“Don’t get this game,” my sister warned me, “it will ruin your life.” Well, my life wasn’t ruined like 13-year Lucas Chan, who spent $4300 on the notorious Candy Crush game in one marathon session.

It’s one of the healthy outlets for me to distract myself, come down from stress and chaos, from screaming kids, messy kitchen, homework projects, piles of laundry.

But in order to allow myself to escape into this virtual reality, I need to trust/control myself that I won’t spend too much time and money, and I’ll use this a break, not an escape. As a doctor of Natural Health, specializing in the mind-body connection, I know that there’s a root cause for this need to escape. So I have to know my reasons: What am I escaping from? When I feel overwhelming anxiety, I know I need a break, and if I go for a run or cuddle with my cat and play Candy Crush, I’ll come back with a different perspective on my family. But in order to know how to not let a break become a great escape, I need to be aware of the core emotion that driving me. So I ask:

Is there too much going on and I feel powerless and out of control?

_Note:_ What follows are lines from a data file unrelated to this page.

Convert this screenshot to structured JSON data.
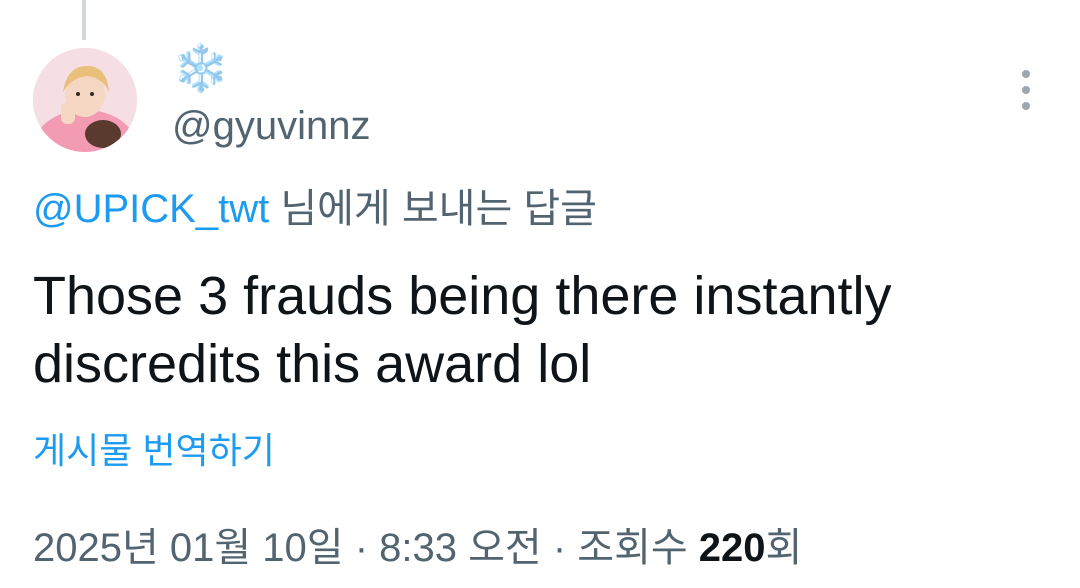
{
  "tweet": {
    "display_name": "❄️",
    "handle": "@gyuvinnz",
    "reply_to_mention": "@UPICK_twt",
    "reply_to_suffix": " 님에게 보내는 답글",
    "text": "Those 3 frauds being there instantly discredits this award lol",
    "translate_label": "게시물 번역하기",
    "date": "2025년 01월 10일",
    "separator": " · ",
    "time": "8:33 오전",
    "views_label": "조회수 ",
    "views_count": "220",
    "views_suffix": "회"
  },
  "icons": {
    "more": "more-vertical-icon",
    "avatar": "profile-photo"
  },
  "colors": {
    "link": "#1d9bf0",
    "secondary_text": "#536471",
    "primary_text": "#0f1419",
    "thread_line": "#cfd9de"
  }
}
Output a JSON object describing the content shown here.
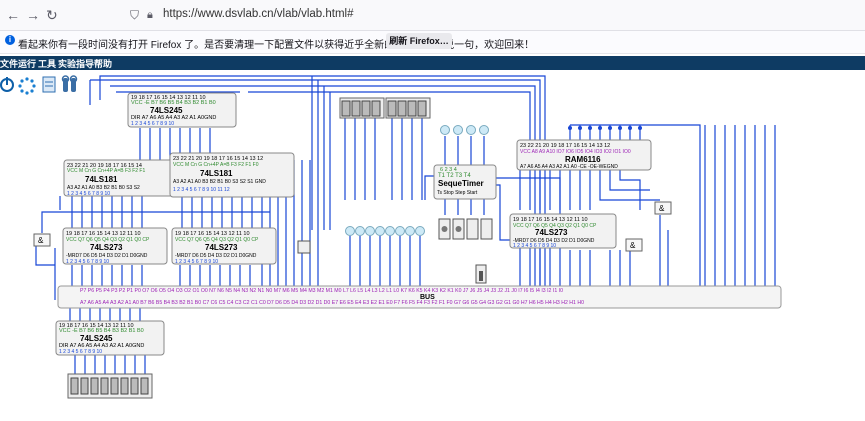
{
  "browser": {
    "url_host": "https://www.dsvlab.cn",
    "url_path": "/vlab/vlab.html#",
    "notice": "看起来你有一段时间没有打开 Firefox 了。是否要清理一下配置文件以获得近乎全新的体验？顺便说一句，欢迎回来！",
    "notice_button": "刷新 Firefox…"
  },
  "menu": {
    "items": [
      "文件",
      "运行",
      "工具",
      "实验指导",
      "帮助"
    ]
  },
  "chips": {
    "ls245_top": {
      "pins_top_nums": "19 18  17  16  15  14  13  12  11  10",
      "pins_top_names": "VCC -E  B7  B6  B5  B4  B3  B2  B1  B0",
      "name": "74LS245",
      "pins_bot_names": "DIR A7  A6  A5  A4  A3  A2  A1  A0GND",
      "pins_bot_nums": "1    2    3    4    5    6    7    8    9  10"
    },
    "ls181_left": {
      "pins_top_nums": "23  22  21  20  19  18  17  16  15  14",
      "pins_top_names": "VCC  M   Cn   G  Cn+4P  A=B F3   F2  F1",
      "name": "74LS181",
      "pins_bot_names": "A3  A2  A1  A0  B3  B2  B1  B0  S3  S2",
      "pins_bot_nums": "1    2    3    4    5    6    7    8    9  10"
    },
    "ls181_right": {
      "pins_top_nums": "23  22  21  20  19  18  17  16  15  14  13  12",
      "pins_top_names": "VCC  M   Cn   G  Cn+4P  A=B F3   F2  F1  F0",
      "name": "74LS181",
      "pins_bot_names": "A3  A2  A1  A0  B3  B2  B1  B0  S3  S2  S1 GND",
      "pins_bot_nums": "1    2    3    4    5    6    7    8    9  10  11  12"
    },
    "ls273_left": {
      "pins_top_nums": "19  18  17  16  15  14  13  12  11  10",
      "pins_top_names": "VCC Q7  Q6  Q5  Q4  Q3  Q2  Q1  Q0  CP",
      "name": "74LS273",
      "pins_bot_names": "-MRD7  D6  D5  D4  D3  D2  D1  D0GND",
      "pins_bot_nums": "1    2    3    4    5    6    7    8    9  10"
    },
    "ls273_right": {
      "pins_top_nums": "19  18  17  16  15  14  13  12  11  10",
      "pins_top_names": "VCC Q7  Q6  Q5  Q4  Q3  Q2  Q1  Q0  CP",
      "name": "74LS273",
      "pins_bot_names": "-MRD7  D6  D5  D4  D3  D2  D1  D0GND",
      "pins_bot_nums": "1    2    3    4    5    6    7    8    9  10"
    },
    "ls273_far": {
      "pins_top_nums": "19  18  17  16  15  14  13  12  11  10",
      "pins_top_names": "VCC Q7  Q6  Q5  Q4  Q3  Q2  Q1  Q0  CP",
      "name": "74LS273",
      "pins_bot_names": "-MRD7  D6  D5  D4  D3  D2  D1  D0GND",
      "pins_bot_nums": "1    2    3    4    5    6    7    8    9  10"
    },
    "ram6116": {
      "pins_top_nums": "23  22  21  20   19  18  17  16  15  14  13  12",
      "pins_top_names": "VCC A8  A9  A10 IO7 IO6 IO5 IO4 IO3 IO2 IO1 IO0",
      "name": "RAM6116",
      "pins_bot_names": "A7  A6  A5  A4  A3  A2  A1  A0  -CE -OE-WEGND",
      "pins_bot_nums": "1    2    3    4    5    6    7    8    9  10  11"
    },
    "seq_timer": {
      "pins_top_nums": "6    2    3    4",
      "pins_top_names": "T1   T2   T3   T4",
      "name": "SequeTimer",
      "pins_bot_names": "Ts  Stop Step Start"
    },
    "ls245_bottom": {
      "pins_top_nums": "19 18  17  16  15  14  13  12  11  10",
      "pins_top_names": "VCC -E  B7  B6  B5  B4  B3  B2  B1  B0",
      "name": "74LS245",
      "pins_bot_names": "DIR A7  A6  A5  A4  A3  A2  A1  A0GND",
      "pins_bot_nums": "1    2    3    4    5    6    7    8    9  10"
    }
  },
  "bus": {
    "label": "BUS",
    "top_labels": "P7  P6  P5  P4  P3  P2  P1  P0          O7  O6  O5  O4  O3  O2  O1  O0    N7  N6  N5  N4  N3  N2  N1  N0     M7  M6  M5  M4  M3  M2  M1  M0    L7  L6  L5  L4  L3  L2  L1  L0     K7  K6  K5  K4  K3  K2  K1  K0     J7  J6  J5  J4  J3  J2  J1  J0      I7  I6  I5  I4  I3  I2  I1  I0",
    "bottom_labels": "A7  A6  A5  A4  A3  A2  A1  A0        B7  B6  B5  B4  B3  B2  B1  B0    C7  C6  C5  C4  C3  C2  C1  C0     D7  D6  D5  D4  D3  D2  D1  D0    E7  E6  E5  E4  E3  E2  E1  E0     F7  F6  F5  F4  F3  F2  F1  F0     G7  G6  G5  G4  G3  G2  G1  G0      H7  H6  H5  H4  H3  H2  H1  H0"
  },
  "gates": {
    "and_label": "&"
  },
  "colors": {
    "wire": "#1846d6",
    "pin_purple": "#9b1fb5",
    "pin_green": "#2f8a2f",
    "menubar": "#0e3b63"
  }
}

These breaks can be opportunities to:
Shift gears from overwhelm to being at ease.
Remind myself that I am a mature, smart, resourceful adult who can handle my
Know that I don’t have to do everything right now, that I can choose to take a break and do things because I want to, not because I have to.

So go ahead, indulge in your favorite game, whether it’s Candy Crush or list others because some distractions are actually appropriate. And you can demonstrate to your family a healthy, appropriate ways to deal with stress or overwhelm. All from playing Candy Crush. Who knew?

There is home, our true home, inside the Rainbow.

Monday, April 21st, 2014


Not knowing what to do, I just sit there, staring at my daughter.
“Wow, there’s no sky here… just an opening with a trail of colors swirling
upward,” she says after a minute, her closed eyes darting from side to side, following
her vision.
I look up – the ceiling is intact, thank God.
“It’s so magical here… so colorful and bright… fresh, pure, the smell of
spring, like after a rain… I know! It smells like my Britney Spears ‘Believe’ perfume,”
Jessica lifts her face, as if basking in sunlight. “I am so free!” she giggles
happily. “I am dancing, twirling… nothing is stopping me here.” I find myself
jealously biting my lip. “Oh, Mom,” her voice melts into a melody of delight, “I
am inside the rainbow… one step lower than Heaven!”
My daughter may be floating in the company of cosmic big wigs, however
what comes to mind is childhood psychosis: visual and auditory hallucinations,
extreme feelings of euphoria – all classic signs of schizophrenia or bipolar disorder.
But then I wonder, what’s the difference between psychosis and spiritual
experience. Is there one?
Chapter 9
Surprise at the bottom of the subconscious mind

I am an adult now, I have a choice what to conclude about life, myself and people.

Monday, April 7th, 2014


“I go over Jessica’s simple explanation of how it’s we who attach all the meaning
and interpretation to everything that happens to us, and how these become
our unconscious beliefs – lenses of perception through which we look at life.
Hundreds of those lenses, in fact, created over many years, distorting the sacred
truth within. But if I am the one who has sentenced myself to these mental
conclusions, at some point in my childhood, then now, as an adult, I have the
choice to conclude something else. Something which will allow me to taste the
delicious sweetness of my well-hidden authenticity. And when this part of me,
my authentic being – maybe even my spirit – takes over, my thinking will leap
to a higher level.”

Chapter 15
Jessica, me, and the Palm Tree Fairy

Blog of Wellbeing: Mystical visions…shocking premonitions. The stor…

Tuesday, January 7th, 2014

Blog of Wellbeing: Mystical visions…shocking premonitions. The stor…: